MESA, Ariz. (MCT) — His days with the Cubs haven't been the best of Alfonso Soriano's career, except maybe when he deposits paychecks.
Since signing that $136 million contract before the 2006 season, Soriano has seen respect for him spiral downward as his performance hasn't fulfilled expectations.
But now managers Lou Piniella and Mike Quade are gone, and there's a new regime with a new way of looking at things. Yes, the new bosses tried to trade Soriano — most likely still are trying — but he believes he's starting fresh under manager Dale Sveum.
"It's totally different than the last couple of years," Soriano said. "We're having fun. We're working very hard. The biggest thing is the manager and coaches are hungry to teach and hungry to see the team do better.
"I have the same attitude as I've always had, but now more motivation because of what I see with the manager and coaches. ... Those guys know what they're doing. I'm very happy now." Left unsaid was that Soriano wasn't the happiest of Cubs campers as he was first dropped out of the leadoff spot and then down toward the end of the order. Now, Sveum has talked about giving him a shot at a big RBI spot in the middle of the order, partly out of necessity. "They show me respect and not only me, every player in this room," Soriano said. "It's not only about me."
Soriano needs that and, in truth, the new bosses need him to feel that way. He is their only proven home run hitter, with Aramis Ramirez and Carlos Pena departing.
"If we play well, we don't need to hit a lot of homers, just do the little things we didn't do the last couple of years," Soriano said. "You can't just win with the homers, especially in Chicago with the wind."
Soriano shares the spring training lead with six home runs, but it has been six years since he hit 46 for the Nationals. His only 30-homer season for the Cubs was his first, although he hit 26 last season with 88 RBIs.

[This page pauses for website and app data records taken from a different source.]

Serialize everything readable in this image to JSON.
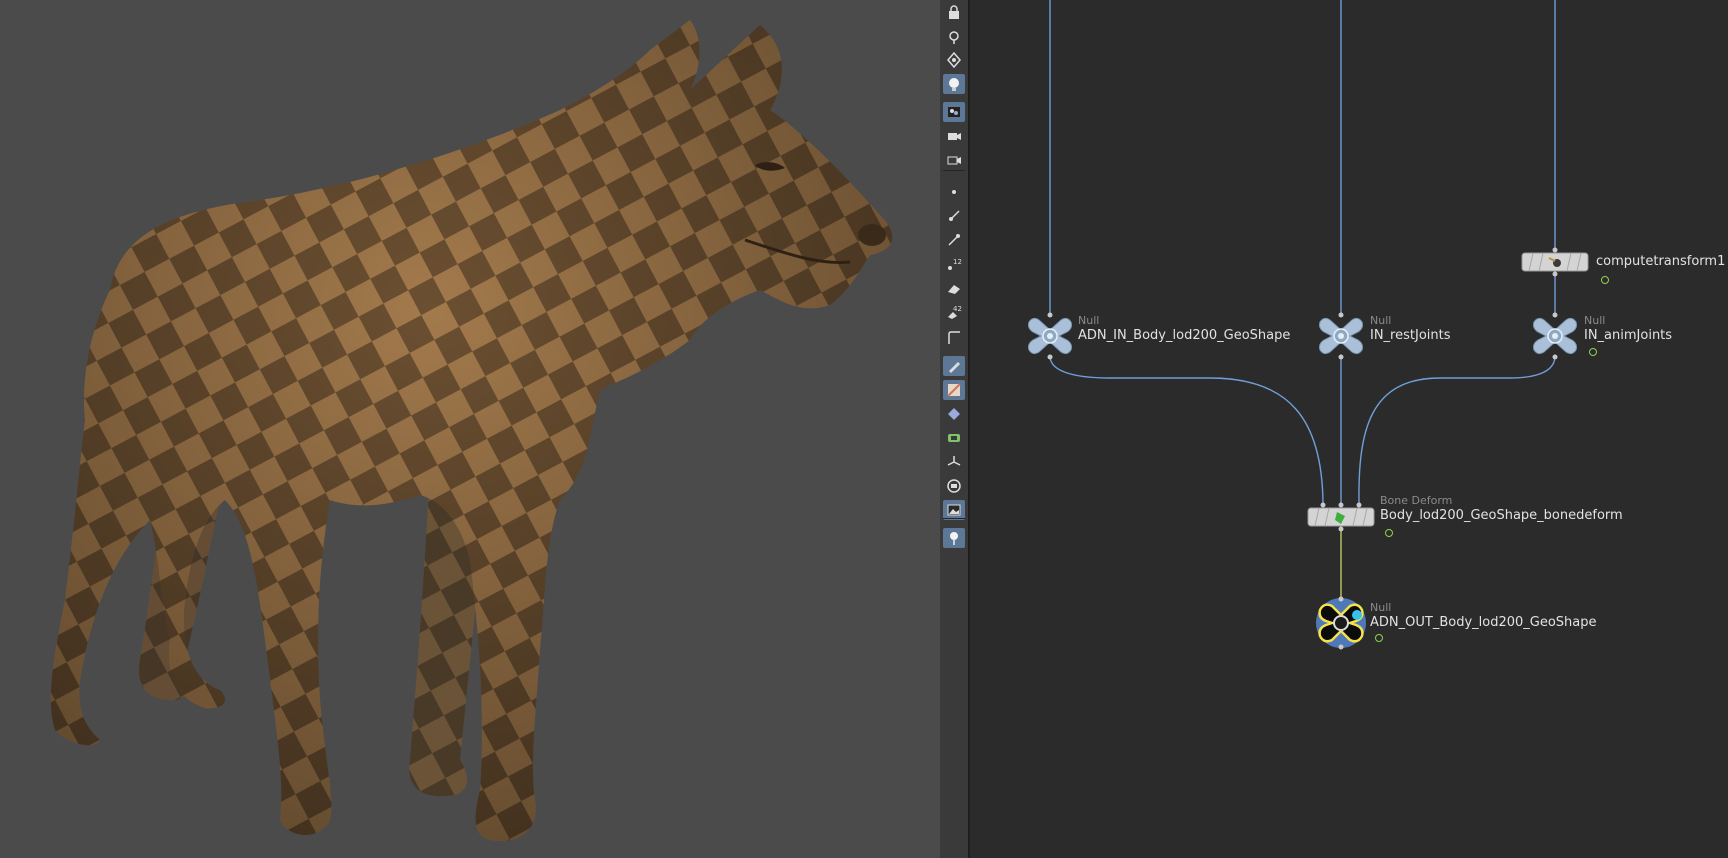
{
  "viewport": {
    "background_color": "#4b4b4b",
    "model": "wolf-checker-uv-mesh",
    "checker_colors": [
      "#a37a4c",
      "#6b4f31"
    ]
  },
  "toolbar": {
    "buttons": [
      {
        "name": "lock-icon",
        "active": false
      },
      {
        "name": "snap-icon",
        "active": false
      },
      {
        "name": "pin-icon",
        "active": false
      },
      {
        "name": "light-icon",
        "active": true
      },
      {
        "name": "display-options-icon",
        "active": true
      },
      {
        "name": "camera-icon",
        "active": false
      },
      {
        "name": "camera-view-icon",
        "active": false
      },
      {
        "name": "point-display-icon",
        "active": false
      },
      {
        "name": "normal-display-icon",
        "active": false
      },
      {
        "name": "vector-display-icon",
        "active": false
      },
      {
        "name": "number-display-icon",
        "active": false,
        "label": "12"
      },
      {
        "name": "primitive-icon",
        "active": false
      },
      {
        "name": "primitive-number-icon",
        "active": false,
        "label": "42"
      },
      {
        "name": "edge-icon",
        "active": false
      },
      {
        "name": "brush-icon",
        "active": true
      },
      {
        "name": "texture-icon",
        "active": true
      },
      {
        "name": "shaded-icon",
        "active": false
      },
      {
        "name": "template-icon",
        "active": false
      },
      {
        "name": "pivot-icon",
        "active": false
      },
      {
        "name": "grid-icon",
        "active": false
      },
      {
        "name": "background-image-icon",
        "active": true
      },
      {
        "name": "viewport-pin-icon",
        "active": true
      }
    ]
  },
  "network": {
    "wire_color": "#6f9fd8",
    "selected_wire_color": "#d7e26a",
    "nodes": [
      {
        "id": "computetransform",
        "type_label": "",
        "label": "computetransform1"
      },
      {
        "id": "adn_in",
        "type_label": "Null",
        "label": "ADN_IN_Body_lod200_GeoShape"
      },
      {
        "id": "in_rest",
        "type_label": "Null",
        "label": "IN_restJoints"
      },
      {
        "id": "in_anim",
        "type_label": "Null",
        "label": "IN_animJoints"
      },
      {
        "id": "bonedeform",
        "type_label": "Bone Deform",
        "label": "Body_lod200_GeoShape_bonedeform"
      },
      {
        "id": "adn_out",
        "type_label": "Null",
        "label": "ADN_OUT_Body_lod200_GeoShape"
      }
    ]
  }
}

The Cubs would like to see a total in the mid-30s and are encouraged with Soriano's renewed energy.
"He always has had a great attitude," said hitting coach Rudy Jaramillo, who worked with him on the Rangers. "He feels really good about himself. He's playing relaxed. I'm really happy for him."
Of course, there has been talk about a rejuvenated Soriano before that turned into a false alarm.
Soriano fully realizes he has become an easy target for disenchanted fans.
"(Fans) see it not as the person I am, the hard worker I am," he said. "That's part of the game, so I'm not (saying anything against) the fans."
With three years left on his deal, there are questions about whether he has enough left, at 36, to make this rejuvenation thing work.
"Yeah, I'm 36, but I don't feel 36," he said. "I'm 36, but my timing and my energy and my body, it's like 25."
He even still is hopping after a home run, just like he always has. Despite criticism, he says "the hop" is a natural thing that will stay.
"I do the hop and it's not to be cocky," he said. "I don't try to be cocky because this is my year No. 20 year in the game. I feel honored to be in the game.
"When I was 22 or 23, I could be like that. But not 36. ... I just swing, hit it and do the hop. It's a habit that I have when I hit the ball good."
Soriano hopes his hops continue at Wrigley Field, even though the Cubs' brass may be hoping more home runs will mean more teams might take him in trade.
"I signed here to be a champion here, not somewhere else," he said. "I think we have the right people now. The big key is they motivate me because of the way they work. They know baseball and that makes me happy because I'm here to win."